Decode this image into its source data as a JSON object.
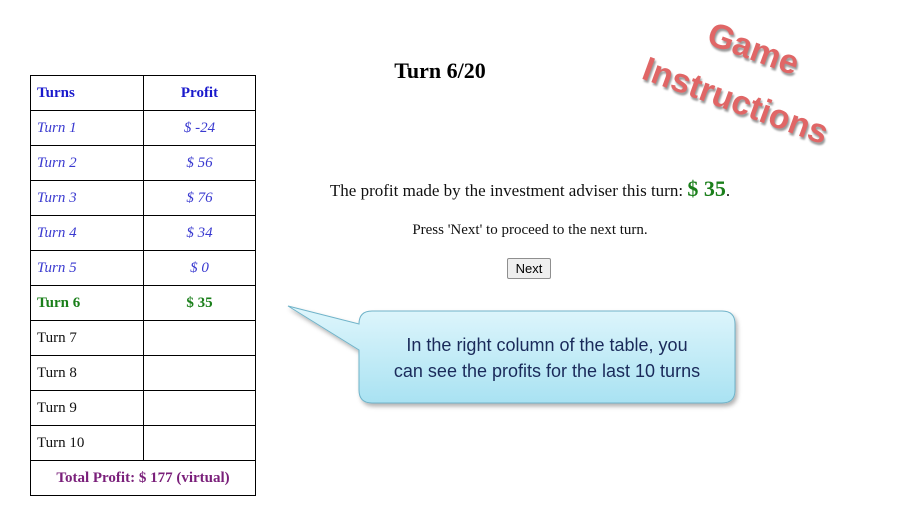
{
  "table": {
    "header": {
      "turns": "Turns",
      "profit": "Profit"
    },
    "rows": [
      {
        "turn": "Turn 1",
        "profit": "$ -24"
      },
      {
        "turn": "Turn 2",
        "profit": "$ 56"
      },
      {
        "turn": "Turn 3",
        "profit": "$ 76"
      },
      {
        "turn": "Turn 4",
        "profit": "$ 34"
      },
      {
        "turn": "Turn 5",
        "profit": "$ 0"
      },
      {
        "turn": "Turn 6",
        "profit": "$ 35"
      },
      {
        "turn": "Turn 7",
        "profit": ""
      },
      {
        "turn": "Turn 8",
        "profit": ""
      },
      {
        "turn": "Turn 9",
        "profit": ""
      },
      {
        "turn": "Turn 10",
        "profit": ""
      }
    ],
    "total": "Total Profit: $ 177 (virtual)"
  },
  "main": {
    "turn_title": "Turn 6/20",
    "profit_prefix": "The profit made by the investment adviser this turn:",
    "profit_value": "$ 35",
    "profit_suffix": ".",
    "proceed_text": "Press 'Next' to proceed to the next turn.",
    "next_label": "Next"
  },
  "game_instructions": {
    "line1": "Game",
    "line2": "Instructions"
  },
  "callout": {
    "text_line1": "In the right column of the table, you",
    "text_line2": "can see the profits for the last 10 turns"
  },
  "colors": {
    "past_turn": "#3a3ad0",
    "current_turn": "#1a7f1a",
    "total": "#7a1f7a",
    "stamp": "#e06666",
    "callout_fill": "#c9eef8"
  }
}
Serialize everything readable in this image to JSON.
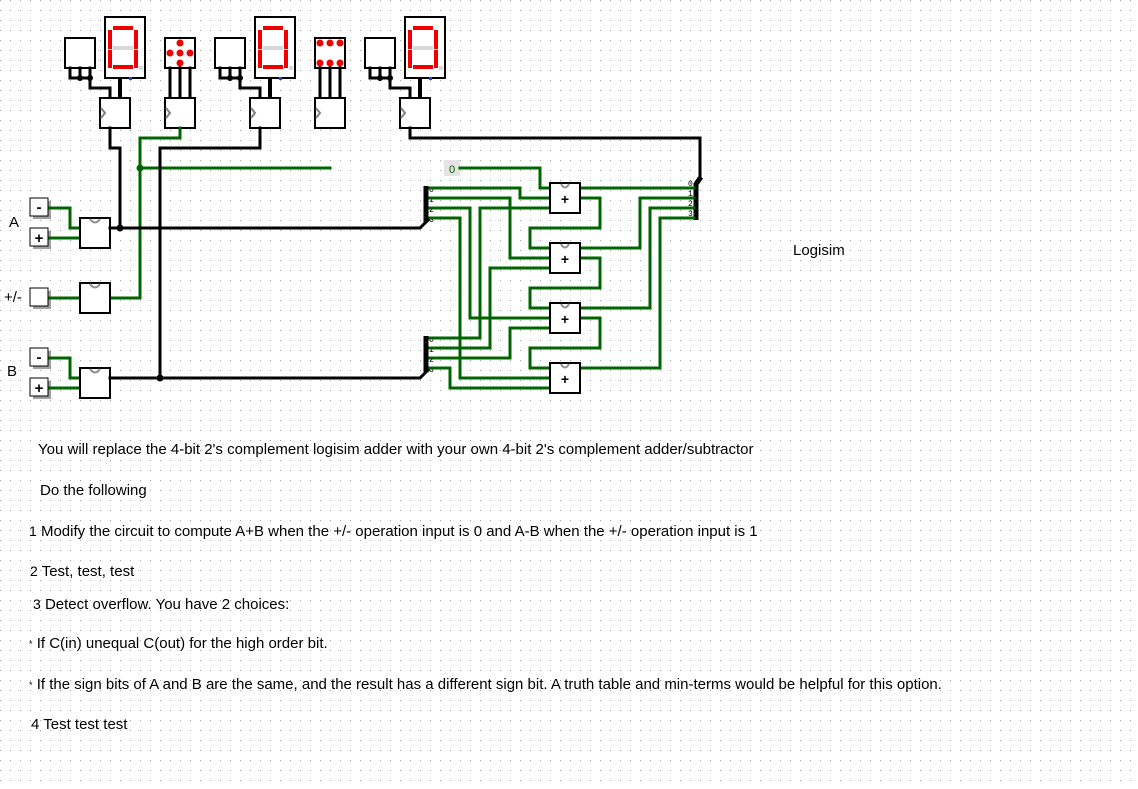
{
  "colors": {
    "wire_on": "#006400",
    "bus": "#000000",
    "segment_on": "#f00000",
    "segment_off": "#d8d8d8",
    "grid_dot": "#a0a0a0"
  },
  "inputs": {
    "a_label": "A",
    "op_label": "+/-",
    "b_label": "B",
    "minus_button": "-",
    "plus_button": "+"
  },
  "constant": {
    "value": "0"
  },
  "splitter_bits": [
    "0",
    "1",
    "2",
    "3"
  ],
  "adder_symbol": "+",
  "displays": [
    {
      "digit": "0"
    },
    {
      "digit": "0"
    },
    {
      "digit": "0"
    }
  ],
  "canvas_label": "Logisim",
  "instructions": {
    "intro": "You will replace the 4-bit 2's complement logisim adder with your own 4-bit 2's complement adder/subtractor",
    "heading": "Do the following",
    "steps": [
      {
        "num": "1",
        "text": "Modify the circuit to compute A+B when the +/- operation input is 0 and A-B when the +/- operation input is 1"
      },
      {
        "num": "2",
        "text": "Test, test, test"
      },
      {
        "num": "3",
        "text": "Detect overflow. You have 2 choices:"
      },
      {
        "num": "*",
        "text": "If C(in) unequal C(out) for the high order bit."
      },
      {
        "num": "*",
        "text": "If the sign bits of A and B are the same, and the result has a different sign bit. A truth table and min-terms would be helpful for this option."
      },
      {
        "num": "4",
        "text": "Test test test"
      }
    ]
  }
}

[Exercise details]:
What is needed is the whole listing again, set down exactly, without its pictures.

[Answer to this task]:
Decode this image into its source data as a JSON object.
{
  "table": {
    "header": {
      "turns": "Turns",
      "profit": "Profit"
    },
    "rows": [
      {
        "turn": "Turn 1",
        "profit": "$ -24"
      },
      {
        "turn": "Turn 2",
        "profit": "$ 56"
      },
      {
        "turn": "Turn 3",
        "profit": "$ 76"
      },
      {
        "turn": "Turn 4",
        "profit": "$ 34"
      },
      {
        "turn": "Turn 5",
        "profit": "$ 0"
      },
      {
        "turn": "Turn 6",
        "profit": "$ 35"
      },
      {
        "turn": "Turn 7",
        "profit": ""
      },
      {
        "turn": "Turn 8",
        "profit": ""
      },
      {
        "turn": "Turn 9",
        "profit": ""
      },
      {
        "turn": "Turn 10",
        "profit": ""
      }
    ],
    "total": "Total Profit: $ 177 (virtual)"
  },
  "main": {
    "turn_title": "Turn 6/20",
    "profit_prefix": "The profit made by the investment adviser this turn:",
    "profit_value": "$ 35",
    "profit_suffix": ".",
    "proceed_text": "Press 'Next' to proceed to the next turn.",
    "next_label": "Next"
  },
  "game_instructions": {
    "line1": "Game",
    "line2": "Instructions"
  },
  "callout": {
    "text_line1": "In the right column of the table, you",
    "text_line2": "can see the profits for the last 10 turns"
  },
  "colors": {
    "past_turn": "#3a3ad0",
    "current_turn": "#1a7f1a",
    "total": "#7a1f7a",
    "stamp": "#e06666",
    "callout_fill": "#c9eef8"
  }
}
Serialize everything readable in this image to JSON.
{
  "colors": {
    "wire_on": "#006400",
    "bus": "#000000",
    "segment_on": "#f00000",
    "segment_off": "#d8d8d8",
    "grid_dot": "#a0a0a0"
  },
  "inputs": {
    "a_label": "A",
    "op_label": "+/-",
    "b_label": "B",
    "minus_button": "-",
    "plus_button": "+"
  },
  "constant": {
    "value": "0"
  },
  "splitter_bits": [
    "0",
    "1",
    "2",
    "3"
  ],
  "adder_symbol": "+",
  "displays": [
    {
      "digit": "0"
    },
    {
      "digit": "0"
    },
    {
      "digit": "0"
    }
  ],
  "canvas_label": "Logisim",
  "instructions": {
    "intro": "You will replace the 4-bit 2's complement logisim adder with your own 4-bit 2's complement adder/subtractor",
    "heading": "Do the following",
    "steps": [
      {
        "num": "1",
        "text": "Modify the circuit to compute A+B when the +/- operation input is 0 and A-B when the +/- operation input is 1"
      },
      {
        "num": "2",
        "text": "Test, test, test"
      },
      {
        "num": "3",
        "text": "Detect overflow. You have 2 choices:"
      },
      {
        "num": "*",
        "text": "If C(in) unequal C(out) for the high order bit."
      },
      {
        "num": "*",
        "text": "If the sign bits of A and B are the same, and the result has a different sign bit. A truth table and min-terms would be helpful for this option."
      },
      {
        "num": "4",
        "text": "Test test test"
      }
    ]
  }
}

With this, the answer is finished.